The data is to be retyped in full, exactly.

• Data:
#####

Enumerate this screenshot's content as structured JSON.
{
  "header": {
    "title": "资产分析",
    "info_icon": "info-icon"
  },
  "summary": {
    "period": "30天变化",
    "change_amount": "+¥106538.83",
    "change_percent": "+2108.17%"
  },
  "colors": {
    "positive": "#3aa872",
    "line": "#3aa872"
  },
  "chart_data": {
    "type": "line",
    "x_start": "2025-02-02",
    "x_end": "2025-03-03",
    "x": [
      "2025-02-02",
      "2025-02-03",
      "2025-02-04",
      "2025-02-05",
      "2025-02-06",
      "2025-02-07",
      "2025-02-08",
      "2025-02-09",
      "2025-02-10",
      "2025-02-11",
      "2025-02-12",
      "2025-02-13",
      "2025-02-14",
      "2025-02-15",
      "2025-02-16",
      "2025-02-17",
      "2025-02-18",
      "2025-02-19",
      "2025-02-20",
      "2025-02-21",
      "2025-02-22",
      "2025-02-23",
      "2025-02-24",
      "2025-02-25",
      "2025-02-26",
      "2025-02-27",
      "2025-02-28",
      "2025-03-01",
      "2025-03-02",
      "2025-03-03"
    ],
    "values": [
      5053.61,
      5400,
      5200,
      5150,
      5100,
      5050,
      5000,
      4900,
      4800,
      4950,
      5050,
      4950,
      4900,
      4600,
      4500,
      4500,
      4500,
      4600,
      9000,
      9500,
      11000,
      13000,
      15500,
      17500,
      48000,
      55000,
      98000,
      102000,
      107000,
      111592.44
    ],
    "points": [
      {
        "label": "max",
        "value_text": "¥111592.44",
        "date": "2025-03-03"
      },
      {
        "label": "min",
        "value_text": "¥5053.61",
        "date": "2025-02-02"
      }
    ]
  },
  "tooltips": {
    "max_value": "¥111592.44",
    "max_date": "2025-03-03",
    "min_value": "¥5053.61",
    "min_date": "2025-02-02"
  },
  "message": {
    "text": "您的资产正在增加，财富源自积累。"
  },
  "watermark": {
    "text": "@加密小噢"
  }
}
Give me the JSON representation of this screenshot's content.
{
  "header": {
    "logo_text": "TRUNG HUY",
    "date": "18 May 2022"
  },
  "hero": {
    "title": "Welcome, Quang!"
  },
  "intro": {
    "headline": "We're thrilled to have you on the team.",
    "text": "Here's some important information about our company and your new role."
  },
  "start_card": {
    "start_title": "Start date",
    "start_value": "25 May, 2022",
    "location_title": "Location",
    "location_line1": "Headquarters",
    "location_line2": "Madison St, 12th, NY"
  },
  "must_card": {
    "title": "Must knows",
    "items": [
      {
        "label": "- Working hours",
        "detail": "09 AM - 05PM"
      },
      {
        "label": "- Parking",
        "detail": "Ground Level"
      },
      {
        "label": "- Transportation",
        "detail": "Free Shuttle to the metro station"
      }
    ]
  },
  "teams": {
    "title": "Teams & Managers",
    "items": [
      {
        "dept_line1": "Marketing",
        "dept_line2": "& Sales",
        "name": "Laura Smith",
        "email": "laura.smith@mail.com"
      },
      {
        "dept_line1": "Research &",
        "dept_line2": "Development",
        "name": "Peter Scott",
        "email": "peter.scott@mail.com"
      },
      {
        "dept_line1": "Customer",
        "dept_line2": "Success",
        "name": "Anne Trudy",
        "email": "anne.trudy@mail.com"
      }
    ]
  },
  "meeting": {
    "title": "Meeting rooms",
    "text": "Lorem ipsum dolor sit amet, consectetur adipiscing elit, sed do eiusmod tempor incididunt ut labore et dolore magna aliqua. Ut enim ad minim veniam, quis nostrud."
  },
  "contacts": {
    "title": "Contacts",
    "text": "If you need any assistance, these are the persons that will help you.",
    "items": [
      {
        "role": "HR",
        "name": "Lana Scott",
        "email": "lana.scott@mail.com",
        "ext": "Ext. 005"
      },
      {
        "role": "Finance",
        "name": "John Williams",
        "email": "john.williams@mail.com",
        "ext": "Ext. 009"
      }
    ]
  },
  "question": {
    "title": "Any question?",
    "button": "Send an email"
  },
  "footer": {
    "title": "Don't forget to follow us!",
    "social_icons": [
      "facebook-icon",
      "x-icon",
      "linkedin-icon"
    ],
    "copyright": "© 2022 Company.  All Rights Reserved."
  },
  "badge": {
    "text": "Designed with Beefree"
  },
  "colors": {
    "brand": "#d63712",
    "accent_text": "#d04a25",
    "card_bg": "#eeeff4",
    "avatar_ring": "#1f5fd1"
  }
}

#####

• Reply to the task:
Enumerate this screenshot's content as structured JSON.
{
  "header": {
    "title": "资产分析",
    "info_icon": "info-icon"
  },
  "summary": {
    "period": "30天变化",
    "change_amount": "+¥106538.83",
    "change_percent": "+2108.17%"
  },
  "colors": {
    "positive": "#3aa872",
    "line": "#3aa872"
  },
  "chart_data": {
    "type": "line",
    "x_start": "2025-02-02",
    "x_end": "2025-03-03",
    "x": [
      "2025-02-02",
      "2025-02-03",
      "2025-02-04",
      "2025-02-05",
      "2025-02-06",
      "2025-02-07",
      "2025-02-08",
      "2025-02-09",
      "2025-02-10",
      "2025-02-11",
      "2025-02-12",
      "2025-02-13",
      "2025-02-14",
      "2025-02-15",
      "2025-02-16",
      "2025-02-17",
      "2025-02-18",
      "2025-02-19",
      "2025-02-20",
      "2025-02-21",
      "2025-02-22",
      "2025-02-23",
      "2025-02-24",
      "2025-02-25",
      "2025-02-26",
      "2025-02-27",
      "2025-02-28",
      "2025-03-01",
      "2025-03-02",
      "2025-03-03"
    ],
    "values": [
      5053.61,
      5400,
      5200,
      5150,
      5100,
      5050,
      5000,
      4900,
      4800,
      4950,
      5050,
      4950,
      4900,
      4600,
      4500,
      4500,
      4500,
      4600,
      9000,
      9500,
      11000,
      13000,
      15500,
      17500,
      48000,
      55000,
      98000,
      102000,
      107000,
      111592.44
    ],
    "points": [
      {
        "label": "max",
        "value_text": "¥111592.44",
        "date": "2025-03-03"
      },
      {
        "label": "min",
        "value_text": "¥5053.61",
        "date": "2025-02-02"
      }
    ]
  },
  "tooltips": {
    "max_value": "¥111592.44",
    "max_date": "2025-03-03",
    "min_value": "¥5053.61",
    "min_date": "2025-02-02"
  },
  "message": {
    "text": "您的资产正在增加，财富源自积累。"
  },
  "watermark": {
    "text": "@加密小噢"
  }
}
Give me the JSON representation of this screenshot's content.
{
  "header": {
    "logo_text": "TRUNG HUY",
    "date": "18 May 2022"
  },
  "hero": {
    "title": "Welcome, Quang!"
  },
  "intro": {
    "headline": "We're thrilled to have you on the team.",
    "text": "Here's some important information about our company and your new role."
  },
  "start_card": {
    "start_title": "Start date",
    "start_value": "25 May, 2022",
    "location_title": "Location",
    "location_line1": "Headquarters",
    "location_line2": "Madison St, 12th, NY"
  },
  "must_card": {
    "title": "Must knows",
    "items": [
      {
        "label": "- Working hours",
        "detail": "09 AM - 05PM"
      },
      {
        "label": "- Parking",
        "detail": "Ground Level"
      },
      {
        "label": "- Transportation",
        "detail": "Free Shuttle to the metro station"
      }
    ]
  },
  "teams": {
    "title": "Teams & Managers",
    "items": [
      {
        "dept_line1": "Marketing",
        "dept_line2": "& Sales",
        "name": "Laura Smith",
        "email": "laura.smith@mail.com"
      },
      {
        "dept_line1": "Research &",
        "dept_line2": "Development",
        "name": "Peter Scott",
        "email": "peter.scott@mail.com"
      },
      {
        "dept_line1": "Customer",
        "dept_line2": "Success",
        "name": "Anne Trudy",
        "email": "anne.trudy@mail.com"
      }
    ]
  },
  "meeting": {
    "title": "Meeting rooms",
    "text": "Lorem ipsum dolor sit amet, consectetur adipiscing elit, sed do eiusmod tempor incididunt ut labore et dolore magna aliqua. Ut enim ad minim veniam, quis nostrud."
  },
  "contacts": {
    "title": "Contacts",
    "text": "If you need any assistance, these are the persons that will help you.",
    "items": [
      {
        "role": "HR",
        "name": "Lana Scott",
        "email": "lana.scott@mail.com",
        "ext": "Ext. 005"
      },
      {
        "role": "Finance",
        "name": "John Williams",
        "email": "john.williams@mail.com",
        "ext": "Ext. 009"
      }
    ]
  },
  "question": {
    "title": "Any question?",
    "button": "Send an email"
  },
  "footer": {
    "title": "Don't forget to follow us!",
    "social_icons": [
      "facebook-icon",
      "x-icon",
      "linkedin-icon"
    ],
    "copyright": "© 2022 Company.  All Rights Reserved."
  },
  "badge": {
    "text": "Designed with Beefree"
  },
  "colors": {
    "brand": "#d63712",
    "accent_text": "#d04a25",
    "card_bg": "#eeeff4",
    "avatar_ring": "#1f5fd1"
  }
}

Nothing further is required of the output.